I did ride with Marty and Lisa, two of the crew members for a while. They were riding a really great looking tandem supllied by Lon for crew use. I drooled over it for most of the trip. It was the Burley built for Lon and Bob Breedlove's RAAM, and was everything I want in a tandem. It had a 32 inch top tube in the back (by comparison, my Burley has 26.5 inch top tube), allowing the stoker to use aero bars, thus relieving palm pressure on long rides. The frame in the front was actually my size, at 18 inches with a seriously long seatpost to accommodate much taller riders.
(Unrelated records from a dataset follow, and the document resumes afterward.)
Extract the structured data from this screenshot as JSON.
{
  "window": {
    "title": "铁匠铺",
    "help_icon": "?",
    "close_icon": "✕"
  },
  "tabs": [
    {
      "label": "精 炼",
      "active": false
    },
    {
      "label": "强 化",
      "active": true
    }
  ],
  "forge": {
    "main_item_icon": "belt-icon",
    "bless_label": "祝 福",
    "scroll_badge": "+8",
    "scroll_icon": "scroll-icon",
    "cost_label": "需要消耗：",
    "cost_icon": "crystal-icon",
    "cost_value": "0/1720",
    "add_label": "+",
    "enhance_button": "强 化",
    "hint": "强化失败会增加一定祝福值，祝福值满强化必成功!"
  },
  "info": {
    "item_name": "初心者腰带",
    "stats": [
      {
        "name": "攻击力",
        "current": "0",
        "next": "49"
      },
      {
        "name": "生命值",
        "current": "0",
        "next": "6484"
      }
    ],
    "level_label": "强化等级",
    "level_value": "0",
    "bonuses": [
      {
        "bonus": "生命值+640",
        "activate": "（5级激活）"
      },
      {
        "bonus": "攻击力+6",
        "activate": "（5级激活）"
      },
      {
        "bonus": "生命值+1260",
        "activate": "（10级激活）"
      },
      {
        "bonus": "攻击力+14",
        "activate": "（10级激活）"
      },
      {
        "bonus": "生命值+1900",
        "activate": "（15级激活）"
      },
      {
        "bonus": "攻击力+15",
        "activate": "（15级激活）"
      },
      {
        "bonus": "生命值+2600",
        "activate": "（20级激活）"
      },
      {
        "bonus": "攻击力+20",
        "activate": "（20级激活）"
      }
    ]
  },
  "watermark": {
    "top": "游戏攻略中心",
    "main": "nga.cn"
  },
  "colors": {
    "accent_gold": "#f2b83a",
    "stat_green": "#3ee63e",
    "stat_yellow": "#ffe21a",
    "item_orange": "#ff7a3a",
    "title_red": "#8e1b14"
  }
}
The attachment for the softride beam had been modified to give 10+ inches of range rather than the 5 normally allowed. This setup made a stiff light bike, that either Lon or Bob could captain or stoke. In fact, just about anyone could captain or stoke this bike. It was that versatile. But don't call Burley and ask them to build you one of these. They don't do custom orders ! I had already tried !

Anyway, Marty and Lisa, being crew could ride either every other day, or half days. This is how Lon and Susan get people to agree to go across the country hauling coolers in and out of trucks to be refilled, fixing lunch, manning snack stops waiting for riders to come through, and all the other work that the crew has to do. These folks are the first ones up in the morning, fixing breakfast, going out and painting the route where necessary, and the last ones to bed each night, preparing food and coolers for the next day, checking out the route, confirming hotels, etc. They do a spectacular job and my helmet's off to them.

After lunch, I started riding with a larger group of about 8 riders in a double paceline along the shoulder of Route 2. We decided to take 1 mile pulls and eventually started doing a rotating paceline, so riders weren't hung out to die in traffic on Route 2, where drivers have been convinced that there are lasers aimed down the yellow line that will cut their cars in half if they dare cross it to pass a cyclist.

Of course the police do have a little to do with this. We did have two patrolmen tell us we were absolutely to stay to the right of the white line on the shoulder so no one got killed. What they really meant was so no motorist would have to think about passing us safely. Prior to our lecture we had been riding on the shoulder, except when pavement conditions made it unsafe and then we rode single file to the left of the white line for those brief periods. We really were riding safely. I was quite surprised by the loud speaker advising us otherwise.

Just after the last snack stop, we could see that we were going to get wet again. Dark heavy rain clouds hung over our heads. We could see the rain falling on either side, but it almost looked like we might ride through the middle where it was clear. But, we didn't make it and the rain came down. We all agreed to stop and put on our jackets and then stick it out together. The rain came harder, colder, rounder and started to bounce off the ground. Why does it always hail on me when I ride in Washington State?

We gave up the tight double paceline during the rain, but did stay together. After a while, it cleared and we rode into Spokane under sunny skies. For 8 riders who didn't know each other before lunch we did a great job of riding together and decided to try again the next day. We named our group Team Extreme. We did get to know each other a little as we were riding along beside each other, mostly names, hometowns and occupations. I met Robert, a plumber from New York City, Bruce and Paul, two of his training partners, also from New York City, Ray, a retired 46 year old army colonel from southern Illinois, Sally, a corporate services manager from Denver, Marty, a lawyer from Denver, and Julie, who was apparently an heiress from Indianapolis (we never did get an occupation out of her, and she seemed to just travel around and do bike rides).